- _Exercise material_:
#####

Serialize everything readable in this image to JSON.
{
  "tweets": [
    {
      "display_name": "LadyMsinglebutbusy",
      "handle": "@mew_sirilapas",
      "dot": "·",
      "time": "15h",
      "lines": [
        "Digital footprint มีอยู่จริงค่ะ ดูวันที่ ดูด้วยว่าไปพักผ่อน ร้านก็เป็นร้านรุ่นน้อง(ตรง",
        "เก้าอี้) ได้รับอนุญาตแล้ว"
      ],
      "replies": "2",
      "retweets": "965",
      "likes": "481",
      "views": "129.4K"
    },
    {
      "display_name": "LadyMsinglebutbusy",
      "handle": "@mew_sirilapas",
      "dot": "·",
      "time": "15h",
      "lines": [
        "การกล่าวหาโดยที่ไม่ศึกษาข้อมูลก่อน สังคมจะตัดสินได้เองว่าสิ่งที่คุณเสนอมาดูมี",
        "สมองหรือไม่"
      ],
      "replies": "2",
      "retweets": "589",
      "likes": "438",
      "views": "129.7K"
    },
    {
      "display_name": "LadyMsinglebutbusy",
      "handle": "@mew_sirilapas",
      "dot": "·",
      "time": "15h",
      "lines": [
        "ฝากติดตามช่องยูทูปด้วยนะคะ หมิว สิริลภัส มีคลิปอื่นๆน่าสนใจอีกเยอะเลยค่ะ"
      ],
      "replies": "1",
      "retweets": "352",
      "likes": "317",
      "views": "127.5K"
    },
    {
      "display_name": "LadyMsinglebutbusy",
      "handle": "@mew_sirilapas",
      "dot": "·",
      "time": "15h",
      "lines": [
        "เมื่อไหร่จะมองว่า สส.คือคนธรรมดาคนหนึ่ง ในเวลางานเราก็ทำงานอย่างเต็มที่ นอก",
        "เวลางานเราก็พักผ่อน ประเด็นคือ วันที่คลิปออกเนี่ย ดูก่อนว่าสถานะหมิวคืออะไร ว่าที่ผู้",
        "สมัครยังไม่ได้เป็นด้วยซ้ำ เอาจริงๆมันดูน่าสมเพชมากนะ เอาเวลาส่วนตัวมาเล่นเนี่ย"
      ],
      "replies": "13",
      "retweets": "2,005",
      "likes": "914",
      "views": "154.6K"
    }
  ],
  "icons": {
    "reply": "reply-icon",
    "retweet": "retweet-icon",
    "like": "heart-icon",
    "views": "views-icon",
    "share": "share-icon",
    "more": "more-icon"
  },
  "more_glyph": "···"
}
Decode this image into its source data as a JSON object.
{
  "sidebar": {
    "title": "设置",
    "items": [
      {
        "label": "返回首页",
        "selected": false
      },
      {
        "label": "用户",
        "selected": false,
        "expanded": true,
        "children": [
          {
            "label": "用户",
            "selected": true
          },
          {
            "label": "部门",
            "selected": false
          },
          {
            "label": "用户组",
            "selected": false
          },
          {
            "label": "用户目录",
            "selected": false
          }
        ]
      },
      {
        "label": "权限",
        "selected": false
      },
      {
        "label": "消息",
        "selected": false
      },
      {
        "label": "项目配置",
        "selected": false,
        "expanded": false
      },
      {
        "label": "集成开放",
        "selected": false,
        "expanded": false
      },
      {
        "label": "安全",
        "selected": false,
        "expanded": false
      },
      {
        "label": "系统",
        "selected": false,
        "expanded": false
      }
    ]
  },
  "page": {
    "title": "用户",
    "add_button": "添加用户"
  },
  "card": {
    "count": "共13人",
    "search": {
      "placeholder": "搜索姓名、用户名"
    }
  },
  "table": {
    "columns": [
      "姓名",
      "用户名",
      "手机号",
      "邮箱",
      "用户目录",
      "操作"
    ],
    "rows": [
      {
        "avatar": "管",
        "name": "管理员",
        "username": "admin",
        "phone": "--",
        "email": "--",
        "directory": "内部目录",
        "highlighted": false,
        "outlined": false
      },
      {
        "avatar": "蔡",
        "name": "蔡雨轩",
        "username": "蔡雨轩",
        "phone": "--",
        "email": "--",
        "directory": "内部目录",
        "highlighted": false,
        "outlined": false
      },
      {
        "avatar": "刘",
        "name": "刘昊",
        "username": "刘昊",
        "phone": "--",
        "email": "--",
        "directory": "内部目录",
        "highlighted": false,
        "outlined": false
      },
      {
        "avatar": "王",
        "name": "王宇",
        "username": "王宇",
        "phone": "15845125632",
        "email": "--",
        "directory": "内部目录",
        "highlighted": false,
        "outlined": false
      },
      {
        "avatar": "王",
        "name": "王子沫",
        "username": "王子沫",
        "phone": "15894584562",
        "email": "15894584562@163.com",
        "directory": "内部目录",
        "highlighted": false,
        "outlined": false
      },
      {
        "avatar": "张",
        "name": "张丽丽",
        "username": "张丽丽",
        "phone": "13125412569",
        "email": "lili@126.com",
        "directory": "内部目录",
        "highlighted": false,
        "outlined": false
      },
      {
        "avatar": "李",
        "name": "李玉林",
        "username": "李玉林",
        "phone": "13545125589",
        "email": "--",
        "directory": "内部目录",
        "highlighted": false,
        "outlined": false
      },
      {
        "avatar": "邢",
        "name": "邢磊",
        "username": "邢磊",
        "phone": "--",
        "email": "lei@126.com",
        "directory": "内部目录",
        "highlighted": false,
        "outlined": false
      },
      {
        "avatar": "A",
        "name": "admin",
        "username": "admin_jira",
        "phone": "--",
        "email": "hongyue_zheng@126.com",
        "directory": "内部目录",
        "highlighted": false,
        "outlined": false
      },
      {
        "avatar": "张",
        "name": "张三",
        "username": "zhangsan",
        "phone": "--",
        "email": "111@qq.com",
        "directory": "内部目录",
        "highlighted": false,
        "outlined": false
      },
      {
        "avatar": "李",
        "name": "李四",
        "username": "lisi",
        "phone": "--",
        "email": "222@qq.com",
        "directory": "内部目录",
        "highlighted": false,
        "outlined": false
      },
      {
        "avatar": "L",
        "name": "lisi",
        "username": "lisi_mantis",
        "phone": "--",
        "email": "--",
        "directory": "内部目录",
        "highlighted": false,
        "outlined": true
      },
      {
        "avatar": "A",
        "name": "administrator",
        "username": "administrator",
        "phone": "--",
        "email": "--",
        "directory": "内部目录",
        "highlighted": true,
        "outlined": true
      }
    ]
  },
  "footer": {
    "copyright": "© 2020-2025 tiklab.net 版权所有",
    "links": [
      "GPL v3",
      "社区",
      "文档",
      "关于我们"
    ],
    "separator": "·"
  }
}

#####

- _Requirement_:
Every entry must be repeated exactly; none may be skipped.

- _Your solution_:
Serialize everything readable in this image to JSON.
{
  "tweets": [
    {
      "display_name": "LadyMsinglebutbusy",
      "handle": "@mew_sirilapas",
      "dot": "·",
      "time": "15h",
      "lines": [
        "Digital footprint มีอยู่จริงค่ะ ดูวันที่ ดูด้วยว่าไปพักผ่อน ร้านก็เป็นร้านรุ่นน้อง(ตรง",
        "เก้าอี้) ได้รับอนุญาตแล้ว"
      ],
      "replies": "2",
      "retweets": "965",
      "likes": "481",
      "views": "129.4K"
    },
    {
      "display_name": "LadyMsinglebutbusy",
      "handle": "@mew_sirilapas",
      "dot": "·",
      "time": "15h",
      "lines": [
        "การกล่าวหาโดยที่ไม่ศึกษาข้อมูลก่อน สังคมจะตัดสินได้เองว่าสิ่งที่คุณเสนอมาดูมี",
        "สมองหรือไม่"
      ],
      "replies": "2",
      "retweets": "589",
      "likes": "438",
      "views": "129.7K"
    },
    {
      "display_name": "LadyMsinglebutbusy",
      "handle": "@mew_sirilapas",
      "dot": "·",
      "time": "15h",
      "lines": [
        "ฝากติดตามช่องยูทูปด้วยนะคะ หมิว สิริลภัส มีคลิปอื่นๆน่าสนใจอีกเยอะเลยค่ะ"
      ],
      "replies": "1",
      "retweets": "352",
      "likes": "317",
      "views": "127.5K"
    },
    {
      "display_name": "LadyMsinglebutbusy",
      "handle": "@mew_sirilapas",
      "dot": "·",
      "time": "15h",
      "lines": [
        "เมื่อไหร่จะมองว่า สส.คือคนธรรมดาคนหนึ่ง ในเวลางานเราก็ทำงานอย่างเต็มที่ นอก",
        "เวลางานเราก็พักผ่อน ประเด็นคือ วันที่คลิปออกเนี่ย ดูก่อนว่าสถานะหมิวคืออะไร ว่าที่ผู้",
        "สมัครยังไม่ได้เป็นด้วยซ้ำ เอาจริงๆมันดูน่าสมเพชมากนะ เอาเวลาส่วนตัวมาเล่นเนี่ย"
      ],
      "replies": "13",
      "retweets": "2,005",
      "likes": "914",
      "views": "154.6K"
    }
  ],
  "icons": {
    "reply": "reply-icon",
    "retweet": "retweet-icon",
    "like": "heart-icon",
    "views": "views-icon",
    "share": "share-icon",
    "more": "more-icon"
  },
  "more_glyph": "···"
}
Decode this image into its source data as a JSON object.
{
  "sidebar": {
    "title": "设置",
    "items": [
      {
        "label": "返回首页",
        "selected": false
      },
      {
        "label": "用户",
        "selected": false,
        "expanded": true,
        "children": [
          {
            "label": "用户",
            "selected": true
          },
          {
            "label": "部门",
            "selected": false
          },
          {
            "label": "用户组",
            "selected": false
          },
          {
            "label": "用户目录",
            "selected": false
          }
        ]
      },
      {
        "label": "权限",
        "selected": false
      },
      {
        "label": "消息",
        "selected": false
      },
      {
        "label": "项目配置",
        "selected": false,
        "expanded": false
      },
      {
        "label": "集成开放",
        "selected": false,
        "expanded": false
      },
      {
        "label": "安全",
        "selected": false,
        "expanded": false
      },
      {
        "label": "系统",
        "selected": false,
        "expanded": false
      }
    ]
  },
  "page": {
    "title": "用户",
    "add_button": "添加用户"
  },
  "card": {
    "count": "共13人",
    "search": {
      "placeholder": "搜索姓名、用户名"
    }
  },
  "table": {
    "columns": [
      "姓名",
      "用户名",
      "手机号",
      "邮箱",
      "用户目录",
      "操作"
    ],
    "rows": [
      {
        "avatar": "管",
        "name": "管理员",
        "username": "admin",
        "phone": "--",
        "email": "--",
        "directory": "内部目录",
        "highlighted": false,
        "outlined": false
      },
      {
        "avatar": "蔡",
        "name": "蔡雨轩",
        "username": "蔡雨轩",
        "phone": "--",
        "email": "--",
        "directory": "内部目录",
        "highlighted": false,
        "outlined": false
      },
      {
        "avatar": "刘",
        "name": "刘昊",
        "username": "刘昊",
        "phone": "--",
        "email": "--",
        "directory": "内部目录",
        "highlighted": false,
        "outlined": false
      },
      {
        "avatar": "王",
        "name": "王宇",
        "username": "王宇",
        "phone": "15845125632",
        "email": "--",
        "directory": "内部目录",
        "highlighted": false,
        "outlined": false
      },
      {
        "avatar": "王",
        "name": "王子沫",
        "username": "王子沫",
        "phone": "15894584562",
        "email": "15894584562@163.com",
        "directory": "内部目录",
        "highlighted": false,
        "outlined": false
      },
      {
        "avatar": "张",
        "name": "张丽丽",
        "username": "张丽丽",
        "phone": "13125412569",
        "email": "lili@126.com",
        "directory": "内部目录",
        "highlighted": false,
        "outlined": false
      },
      {
        "avatar": "李",
        "name": "李玉林",
        "username": "李玉林",
        "phone": "13545125589",
        "email": "--",
        "directory": "内部目录",
        "highlighted": false,
        "outlined": false
      },
      {
        "avatar": "邢",
        "name": "邢磊",
        "username": "邢磊",
        "phone": "--",
        "email": "lei@126.com",
        "directory": "内部目录",
        "highlighted": false,
        "outlined": false
      },
      {
        "avatar": "A",
        "name": "admin",
        "username": "admin_jira",
        "phone": "--",
        "email": "hongyue_zheng@126.com",
        "directory": "内部目录",
        "highlighted": false,
        "outlined": false
      },
      {
        "avatar": "张",
        "name": "张三",
        "username": "zhangsan",
        "phone": "--",
        "email": "111@qq.com",
        "directory": "内部目录",
        "highlighted": false,
        "outlined": false
      },
      {
        "avatar": "李",
        "name": "李四",
        "username": "lisi",
        "phone": "--",
        "email": "222@qq.com",
        "directory": "内部目录",
        "highlighted": false,
        "outlined": false
      },
      {
        "avatar": "L",
        "name": "lisi",
        "username": "lisi_mantis",
        "phone": "--",
        "email": "--",
        "directory": "内部目录",
        "highlighted": false,
        "outlined": true
      },
      {
        "avatar": "A",
        "name": "administrator",
        "username": "administrator",
        "phone": "--",
        "email": "--",
        "directory": "内部目录",
        "highlighted": true,
        "outlined": true
      }
    ]
  },
  "footer": {
    "copyright": "© 2020-2025 tiklab.net 版权所有",
    "links": [
      "GPL v3",
      "社区",
      "文档",
      "关于我们"
    ],
    "separator": "·"
  }
}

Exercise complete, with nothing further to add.